Out of the remaining unplanned settlements, as per the economic survey, which house over three quarters of Delhi’s population, less than 10% have been regularised.

The root cause of the widespread prevalence of unplanned, unauthorised colonies across Delhi, argues Gautam Bhan, is the failure of the state to provide sufficient housing facilities for all. Bhan is the associate dean – School of Human Development, Indian Institute for Human Settlements and author of In the Public’s Interest: Evictions, Citizenship and Inequality in Contemporary Delhi.

“When the state fails to assure proper housing, the rich extend their properties, the poor build slums,” he says.

According to Bhan,  the structures in Jahangirpuri are not land grabs of the kind that got regularised in Vasant Kunj or that of the Akshardham Temple on river Yamuna. “These are encroachments for survival. Not encroachments for intergenerational wealth. Either way, they are done in tacit agreement of the state. How else are they getting electricity connections and paying taxes?”

An October 2019 notification issued by the Ministry of Housing and Urban Affairs lists 1,797 unauthorised colonies in Delhi. The notification also includes 69 “affluent class” colonies such as Sainik Farms, Freedom Fighters Enclave, Vasant Kunj Enclave, Saidul Ajaib Extension, and Chhattarpur Enclave.

For decades, political parties including the BJP have campaigned to regularise unauthorised colonies. As recently as 2020, just before the Delhi assembly elections, the union government announced PM-UDAY, a scheme to confer property rights to residents of unauthorised colonies.

Also read: ‘One Sided Attempt to Target Muslims’: Jahangirpuri Residents Angered by Demolition Drive

Only inhabitants of non-affluent unauthorised colonies can apply for regularisation under this scheme. It is worth noting that the Delhi Development Authority has several housing projects in these unauthorised colonies. In fact, one of the victims of the Jahangirpuri demolition drive has approached the apex court, claiming that his shop had been allotted by the DDA in 1977-78.

Till date, over 1,600 applications of unauthorised colonies are pending regularisation. As per the Master Plan of Delhi 2041, unplanned/ unauthorised areas are described as high density, “mix-use hubs” which provide affordable housing and options for micro, small and medium enterprises.  The government reaffirmed the need to reinforce this potential, and improve infrastructure, safety standards, and the quality of life in such areas.

The act of demolition by the agencies yesterday in Jahangirpuri can be better understood in the context of these laws, regulations and data about unauthorised colonies and encroachment in Delhi. The Supreme Court which issued notice on the petitions challenging the evictions today, has ordered that the stay on the demolitions remain in place until further developments in the case. The matter will be listed after two weeks.
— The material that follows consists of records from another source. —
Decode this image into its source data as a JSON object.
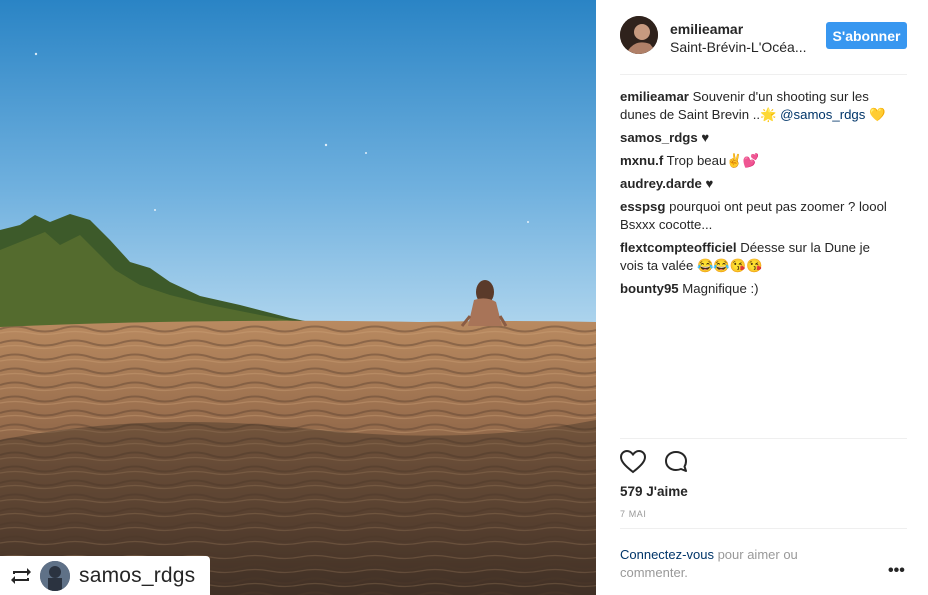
{
  "post": {
    "username": "emilieamar",
    "location": "Saint-Brévin-L'Océa...",
    "follow_label": "S'abonner",
    "caption": {
      "user": "emilieamar",
      "text": "Souvenir d'un shooting sur les dunes de Saint Brevin ..",
      "emoji": "🌟",
      "mention": "@samos_rdgs",
      "heart": "💛"
    },
    "comments": [
      {
        "user": "samos_rdgs",
        "text": "♥"
      },
      {
        "user": "mxnu.f",
        "text": "Trop beau✌💕"
      },
      {
        "user": "audrey.darde",
        "text": "♥"
      },
      {
        "user": "esspsg",
        "text": "pourquoi ont peut pas zoomer ? loool Bsxxx cocotte..."
      },
      {
        "user": "flextcompteofficiel",
        "text": "Déesse sur la Dune je vois ta valée 😂😂😘😘"
      },
      {
        "user": "bounty95",
        "text": "Magnifique :)"
      }
    ],
    "likes": "579 J'aime",
    "date": "7 MAI",
    "login_link": "Connectez-vous",
    "login_text": " pour aimer ou commenter.",
    "more": "•••",
    "icons": {
      "like": "heart-outline-icon",
      "comment": "speech-bubble-icon",
      "repost": "repost-icon"
    }
  },
  "photo": {
    "repost_user": "samos_rdgs"
  },
  "colors": {
    "follow_button": "#3897f0",
    "link": "#003569",
    "sky_top": "#2d86c7",
    "sky_bottom": "#a9d2ec",
    "sand": "#9b7152"
  }
}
Anmol Gupta and Mukta Joshi are lawyers, and Jeff Joseph is a researcher with Land Conflict Watch, an independent network of researchers studying land conflicts, climate change and natural resource governance in India.